In the material below, list every line carrying the string "Shift".
-- Opening Marker --
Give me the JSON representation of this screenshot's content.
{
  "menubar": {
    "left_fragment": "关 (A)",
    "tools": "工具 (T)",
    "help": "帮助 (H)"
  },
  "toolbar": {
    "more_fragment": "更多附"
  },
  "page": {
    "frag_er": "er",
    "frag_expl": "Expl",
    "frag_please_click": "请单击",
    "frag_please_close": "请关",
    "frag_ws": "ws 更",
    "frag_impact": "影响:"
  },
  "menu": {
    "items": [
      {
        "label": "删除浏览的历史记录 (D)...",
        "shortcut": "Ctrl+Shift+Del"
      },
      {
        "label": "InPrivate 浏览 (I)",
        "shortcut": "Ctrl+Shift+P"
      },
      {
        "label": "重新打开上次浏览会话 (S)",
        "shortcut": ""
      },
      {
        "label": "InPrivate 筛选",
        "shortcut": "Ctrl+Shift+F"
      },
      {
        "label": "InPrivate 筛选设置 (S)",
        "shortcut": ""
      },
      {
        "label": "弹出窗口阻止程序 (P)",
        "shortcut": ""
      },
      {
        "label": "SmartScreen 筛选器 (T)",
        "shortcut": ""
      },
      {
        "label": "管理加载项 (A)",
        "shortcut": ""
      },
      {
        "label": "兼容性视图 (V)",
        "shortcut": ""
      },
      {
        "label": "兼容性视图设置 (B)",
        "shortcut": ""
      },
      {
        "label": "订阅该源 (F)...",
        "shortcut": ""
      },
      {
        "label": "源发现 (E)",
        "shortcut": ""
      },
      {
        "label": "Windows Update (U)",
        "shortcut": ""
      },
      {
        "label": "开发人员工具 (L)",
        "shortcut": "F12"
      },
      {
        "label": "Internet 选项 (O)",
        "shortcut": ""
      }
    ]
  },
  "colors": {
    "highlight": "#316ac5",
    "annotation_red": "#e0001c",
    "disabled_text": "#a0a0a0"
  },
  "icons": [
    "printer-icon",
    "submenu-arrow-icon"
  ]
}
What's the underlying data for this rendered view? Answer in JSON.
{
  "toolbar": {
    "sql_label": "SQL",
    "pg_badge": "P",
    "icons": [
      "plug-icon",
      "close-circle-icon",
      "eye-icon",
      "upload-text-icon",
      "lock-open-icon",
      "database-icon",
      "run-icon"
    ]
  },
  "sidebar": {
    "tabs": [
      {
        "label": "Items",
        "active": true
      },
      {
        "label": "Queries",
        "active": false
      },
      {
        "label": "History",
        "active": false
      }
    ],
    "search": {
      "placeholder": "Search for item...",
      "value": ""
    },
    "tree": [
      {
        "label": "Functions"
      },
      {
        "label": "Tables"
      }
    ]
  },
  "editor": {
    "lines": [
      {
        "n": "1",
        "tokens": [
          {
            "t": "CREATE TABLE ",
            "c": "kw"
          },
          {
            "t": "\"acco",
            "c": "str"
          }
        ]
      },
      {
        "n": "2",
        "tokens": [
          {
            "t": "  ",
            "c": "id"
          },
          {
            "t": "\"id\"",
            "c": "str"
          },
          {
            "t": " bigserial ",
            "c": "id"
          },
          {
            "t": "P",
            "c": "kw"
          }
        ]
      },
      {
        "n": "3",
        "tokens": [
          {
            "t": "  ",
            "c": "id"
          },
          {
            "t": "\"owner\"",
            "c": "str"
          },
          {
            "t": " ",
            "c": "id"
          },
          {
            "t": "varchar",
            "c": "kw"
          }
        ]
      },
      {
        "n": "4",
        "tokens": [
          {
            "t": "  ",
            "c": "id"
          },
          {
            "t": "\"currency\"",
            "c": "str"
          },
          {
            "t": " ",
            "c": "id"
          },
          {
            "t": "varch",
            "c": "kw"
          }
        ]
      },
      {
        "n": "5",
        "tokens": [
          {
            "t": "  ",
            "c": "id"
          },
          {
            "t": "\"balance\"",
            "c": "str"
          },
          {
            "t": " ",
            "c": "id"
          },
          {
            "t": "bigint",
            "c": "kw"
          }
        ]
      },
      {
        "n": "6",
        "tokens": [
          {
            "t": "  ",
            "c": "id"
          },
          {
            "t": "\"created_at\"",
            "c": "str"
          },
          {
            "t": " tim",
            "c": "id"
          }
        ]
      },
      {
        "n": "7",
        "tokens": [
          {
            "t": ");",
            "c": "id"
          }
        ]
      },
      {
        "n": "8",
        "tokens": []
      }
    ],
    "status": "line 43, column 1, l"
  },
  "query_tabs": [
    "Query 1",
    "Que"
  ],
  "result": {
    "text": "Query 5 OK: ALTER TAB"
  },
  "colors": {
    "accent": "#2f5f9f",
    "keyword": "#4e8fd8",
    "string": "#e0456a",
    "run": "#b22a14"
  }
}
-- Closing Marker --
-- Expected output --
        "shortcut": "Ctrl+Shift+Del"
        "shortcut": "Ctrl+Shift+P"
        "shortcut": "Ctrl+Shift+F"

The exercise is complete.